This is a rough guide for contributing to FNA. This should NOT be considered the be-all-end-all rulebook for FNA development, but it contains some basic examples of how the project is written and developed. In general, Rule #0 is simply to use your best judgement based on existing traditions in the code and its libraries.


GitHub makes forking as easy as clicking a button. Here's when to click that button:

  • When you're about to commit a patch

Do NOT clutter up the network with pointless forks! Either write something or just use our repository. We promise that the clone that you have locally on your machine will never be forcibly updated by us unless you explicitly type git pull (that's how Git works!), and we will always have stable releases archived. The network graph is critical for tracking developers' changes, if too many forks exist then the feature is forcibly turned off by GitHub!
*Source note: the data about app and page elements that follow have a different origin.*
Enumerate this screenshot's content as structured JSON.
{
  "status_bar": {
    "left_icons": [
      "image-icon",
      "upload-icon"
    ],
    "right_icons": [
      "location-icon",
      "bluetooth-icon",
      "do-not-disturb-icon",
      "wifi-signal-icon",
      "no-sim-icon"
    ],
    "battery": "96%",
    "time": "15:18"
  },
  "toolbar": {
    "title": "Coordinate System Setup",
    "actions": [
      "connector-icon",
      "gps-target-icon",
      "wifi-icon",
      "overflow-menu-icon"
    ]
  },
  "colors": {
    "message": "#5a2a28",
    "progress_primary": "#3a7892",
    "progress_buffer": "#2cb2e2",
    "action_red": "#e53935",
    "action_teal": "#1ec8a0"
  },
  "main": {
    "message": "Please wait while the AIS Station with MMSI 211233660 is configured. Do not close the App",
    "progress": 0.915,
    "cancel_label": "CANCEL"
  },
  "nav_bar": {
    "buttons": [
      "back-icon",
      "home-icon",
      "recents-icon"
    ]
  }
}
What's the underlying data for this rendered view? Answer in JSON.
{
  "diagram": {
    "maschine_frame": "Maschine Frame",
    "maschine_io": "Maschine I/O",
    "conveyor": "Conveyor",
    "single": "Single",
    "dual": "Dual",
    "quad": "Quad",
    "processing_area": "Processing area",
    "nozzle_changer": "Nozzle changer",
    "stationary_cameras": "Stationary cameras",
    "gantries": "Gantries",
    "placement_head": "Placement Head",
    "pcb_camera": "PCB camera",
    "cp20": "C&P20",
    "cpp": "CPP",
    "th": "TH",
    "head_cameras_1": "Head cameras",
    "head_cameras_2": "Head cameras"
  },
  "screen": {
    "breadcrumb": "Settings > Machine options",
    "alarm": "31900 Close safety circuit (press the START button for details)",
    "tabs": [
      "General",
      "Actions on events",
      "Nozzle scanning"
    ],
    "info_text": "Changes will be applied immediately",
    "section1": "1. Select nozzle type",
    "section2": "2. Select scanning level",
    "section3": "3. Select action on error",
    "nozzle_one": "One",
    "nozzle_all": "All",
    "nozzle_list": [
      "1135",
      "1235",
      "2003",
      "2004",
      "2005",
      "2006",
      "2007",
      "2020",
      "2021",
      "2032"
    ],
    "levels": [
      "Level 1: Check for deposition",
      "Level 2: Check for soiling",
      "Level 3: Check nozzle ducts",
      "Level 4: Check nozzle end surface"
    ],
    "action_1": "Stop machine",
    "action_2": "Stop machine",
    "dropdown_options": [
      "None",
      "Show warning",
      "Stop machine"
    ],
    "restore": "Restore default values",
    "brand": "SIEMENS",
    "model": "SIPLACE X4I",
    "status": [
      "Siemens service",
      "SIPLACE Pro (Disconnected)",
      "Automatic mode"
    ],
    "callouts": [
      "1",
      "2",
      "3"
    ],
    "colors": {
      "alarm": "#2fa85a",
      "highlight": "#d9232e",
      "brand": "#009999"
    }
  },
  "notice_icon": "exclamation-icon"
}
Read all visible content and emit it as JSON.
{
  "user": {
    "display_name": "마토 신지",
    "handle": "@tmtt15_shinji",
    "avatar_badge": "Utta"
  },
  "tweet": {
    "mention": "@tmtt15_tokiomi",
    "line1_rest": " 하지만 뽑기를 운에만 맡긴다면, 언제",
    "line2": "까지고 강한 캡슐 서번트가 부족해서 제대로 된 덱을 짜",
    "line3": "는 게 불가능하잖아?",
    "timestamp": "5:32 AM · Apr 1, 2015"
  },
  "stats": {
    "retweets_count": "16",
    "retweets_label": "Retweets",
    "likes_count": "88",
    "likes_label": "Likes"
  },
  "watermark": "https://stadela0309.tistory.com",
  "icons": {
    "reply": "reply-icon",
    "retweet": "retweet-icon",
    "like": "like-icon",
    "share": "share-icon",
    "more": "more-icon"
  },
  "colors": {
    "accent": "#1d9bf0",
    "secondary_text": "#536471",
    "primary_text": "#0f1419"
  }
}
Code Style

  • Line Endings: Unix newlines ('\n'), NOT Win32 newlines ('\r\n')!
  • Tabs: Actual '\t' tabs, NOT SPACES!
  • Blank Lines: NO TRAILING SPACE! Blank lines should be, you know, blank.
  • Characters per line: ~100. When a line gets too long, start splitting it up into multiple lines. The number should only be considered a maximum value; if you find that you're doing a lot of extensive left-to-right reading rather than top-to-bottom, start splitting the lines up.
  • i++/i--: Do i += 1 and i -= 1 instead unless the increment is genuinely being used to its advantage. If it's that painful to do this, consider foreach instead.
  • Do NOT use var! Use the actual type name!
  • someMethod() rather than someMethod (), someArray[x] rather than someArray [x], etc.
  • (Type) cast rather than (Type)cast.
  • Use braces everywhere! I don't care if the if block is one line, braces! Use them!
  • Single line comments: // This code is derp rather than //this code is derp.
  • Multi-line comments: Use /* */ blocks, rather than multiple lines of //.

External Libraries

As noted in the download documentation, we use several third-party libraries to support FNA.

A major rule for FNA is that we do NOT fork external libraries! Anything we change must be submitted to upstream, and must be of high enough quality to be merged. FNA's role is solely to reimplement XNA, nothing further. Any issue exhibited by the libraries must be fixed in the library for the benefit of the greater software ecosystem.

The sources can be found here:

All libraries are built with the default settings.